From the ends of the earth I call to you,
I call as my heart grows faint;
lead me to the rock that is higher than I. - Psalm 61:2
According to Jewish tradition, King David owed his life to Adam, the first man. From the beginning, Adam was meant to live forever. Humanity was intended to live in paradise forever and death was not even supposed to be a possibility. But we all know what happened next: Adam ate from the forbidden Tree of Knowledge and death was introduced into the world. This was the great fall. It was the end of Eden and the beginning of the imperfect world as we know it.
From that moment on, it was determined that every person would die, including Adam. But Adam was given 1,000 years to live, along with the ability to foresee all future generations and all future kings of Israel. Therefore, Adam was able to see the soul of King David and also that he was missing "years" of life. Adam "donated" 70 years from his own life so that David could make his profound impact on the world. The Jewish sages explain that this is what was meant in Psalm 61:6 when it says, "Increase the days of the king's life, his years for many generations." David was well aware that his years were increased, and indeed made possible, by Adam's contribution.
Now here's the interesting part and the lesson: From man's greatest fall came man's greatest contribution. When Adam became mortal, it was a huge blow to humanity. However, he chose to turn the catastrophe into something good. He used his mortal years to help bring about the birth of David, the greatest king Israel had ever known and the ancestor of the messiah. Through David's son Solomon the Holy Temple in Jerusalem would be built, and because of King David, we have the book of Psalms. The most significant contributions to humanity came from our greatest failure.
Earlier in this psalm, David wrote, "From the ends of the earth I call to you, I call as my heart grows faint . . ." Sometimes it feels like we are at the "ends of the earth" - the farthest place from God. We may have sinned, made a huge mistake, or did something we deeply regret. We feel so far from God, so lost that our "heart grows faint."
And yet, from that place, David prayed, ". . . lead me to the rock that is higher than I." It was as if David was saying, "Even from these great depths, lead me, God, to a place that is higher than I have ever been before. Through my descent, lead me to a great ascent."

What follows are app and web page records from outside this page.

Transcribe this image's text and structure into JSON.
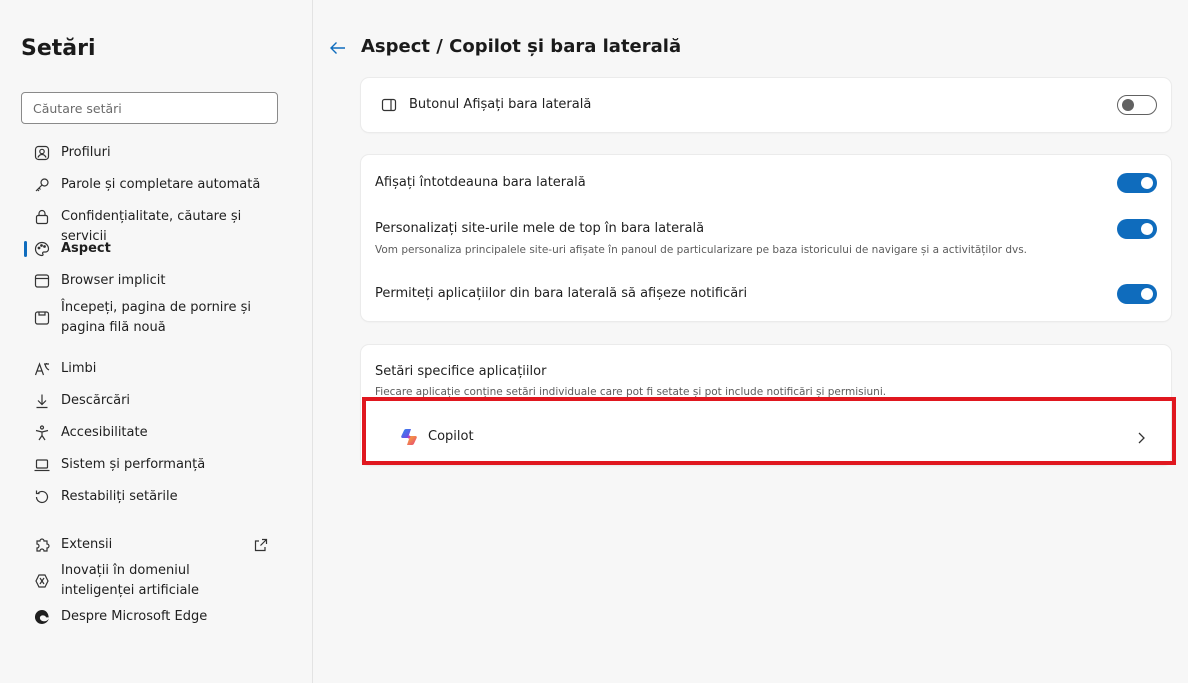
{
  "sidebar": {
    "title": "Setări",
    "search_placeholder": "Căutare setări",
    "items": [
      {
        "label": "Profiluri",
        "icon": "profile-icon"
      },
      {
        "label": "Parole și completare automată",
        "icon": "key-icon"
      },
      {
        "label": "Confidențialitate, căutare și servicii",
        "icon": "lock-icon"
      },
      {
        "label": "Aspect",
        "icon": "palette-icon",
        "active": true
      },
      {
        "label": "Browser implicit",
        "icon": "browser-icon"
      },
      {
        "label": "Începeți, pagina de pornire și pagina filă nouă",
        "icon": "home-page-icon"
      },
      {
        "label": "Limbi",
        "icon": "language-icon"
      },
      {
        "label": "Descărcări",
        "icon": "download-icon"
      },
      {
        "label": "Accesibilitate",
        "icon": "accessibility-icon"
      },
      {
        "label": "Sistem și performanță",
        "icon": "laptop-icon"
      },
      {
        "label": "Restabiliți setările",
        "icon": "reset-icon"
      },
      {
        "label": "Extensii",
        "icon": "puzzle-icon"
      },
      {
        "label": "Inovații în domeniul inteligenței artificiale",
        "icon": "ai-icon"
      },
      {
        "label": "Despre Microsoft Edge",
        "icon": "edge-icon"
      }
    ]
  },
  "main": {
    "title": "Aspect / Copilot și bara laterală",
    "card1": {
      "label": "Butonul Afișați bara laterală",
      "toggle": false
    },
    "card2": {
      "row1": {
        "label": "Afișați întotdeauna bara laterală",
        "toggle": true
      },
      "row2": {
        "label": "Personalizați site-urile mele de top în bara laterală",
        "sub": "Vom personaliza principalele site-uri afișate în panoul de particularizare pe baza istoricului de navigare și a activităților dvs.",
        "toggle": true
      },
      "row3": {
        "label": "Permiteți aplicațiilor din bara laterală să afișeze notificări",
        "toggle": true
      }
    },
    "card3": {
      "title": "Setări specifice aplicațiilor",
      "sub": "Fiecare aplicație conține setări individuale care pot fi setate și pot include notificări și permisiuni.",
      "app": "Copilot"
    }
  },
  "colors": {
    "accent": "#0f6cbd",
    "highlight": "#e0171f"
  }
}
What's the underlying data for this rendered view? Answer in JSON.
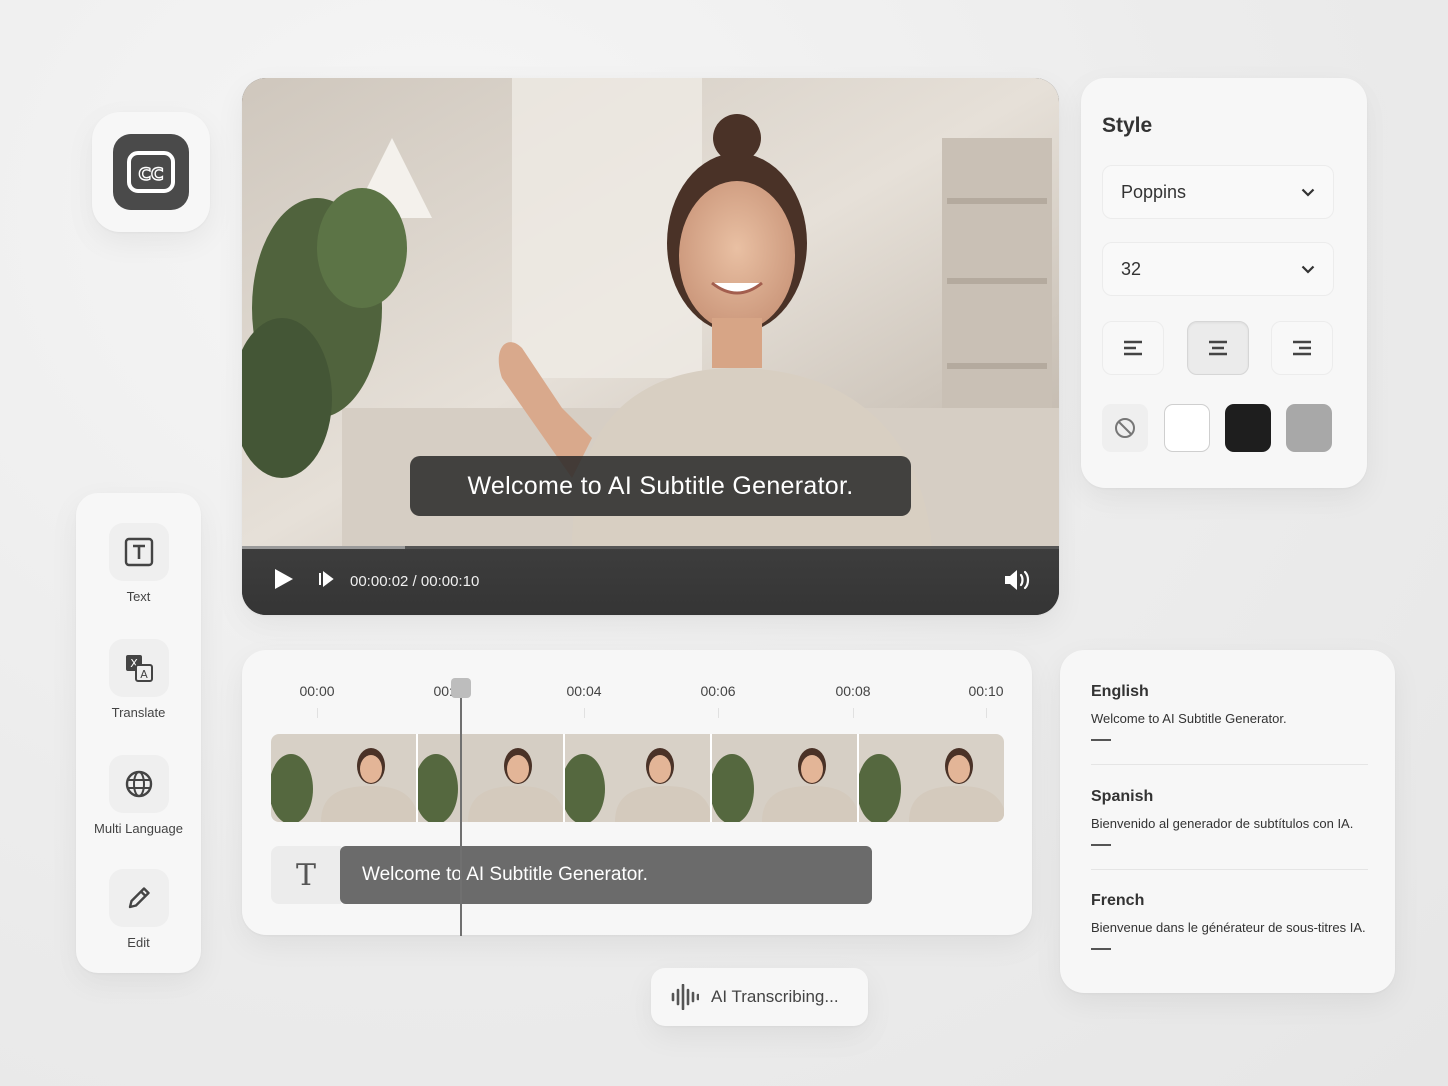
{
  "tools": {
    "items": [
      {
        "label": "Text",
        "icon": "text-icon"
      },
      {
        "label": "Translate",
        "icon": "translate-icon"
      },
      {
        "label": "Multi Language",
        "icon": "globe-icon"
      },
      {
        "label": "Edit",
        "icon": "pencil-icon"
      }
    ]
  },
  "player": {
    "subtitle": "Welcome to AI Subtitle Generator.",
    "time": "00:00:02 / 00:00:10",
    "progress": 0.2
  },
  "style": {
    "title": "Style",
    "font_value": "Poppins",
    "size_value": "32",
    "alignment_options": [
      "left",
      "center",
      "right"
    ],
    "alignment_selected": "center",
    "colors": [
      "none",
      "#ffffff",
      "#1e1e1e",
      "#a8a8a8"
    ]
  },
  "timeline": {
    "ticks": [
      "00:00",
      "00:02",
      "00:04",
      "00:06",
      "00:08",
      "00:10"
    ],
    "clip_text": "Welcome to AI Subtitle Generator.",
    "playhead": "00:02"
  },
  "languages": [
    {
      "name": "English",
      "text": "Welcome to AI Subtitle Generator."
    },
    {
      "name": "Spanish",
      "text": "Bienvenido al generador de subtítulos con IA."
    },
    {
      "name": "French",
      "text": "Bienvenue dans le générateur de sous-titres IA."
    }
  ],
  "status": {
    "label": "AI Transcribing..."
  }
}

Friends, when we make mistakes, as we humans tend to do, don't give into despair. Instead do as Adam did and pray as David prayed: use your failure to grow and to become even greater than before.
With prayers for shalom, peace,
Rabbi Yechiel Eckstein
Founder and President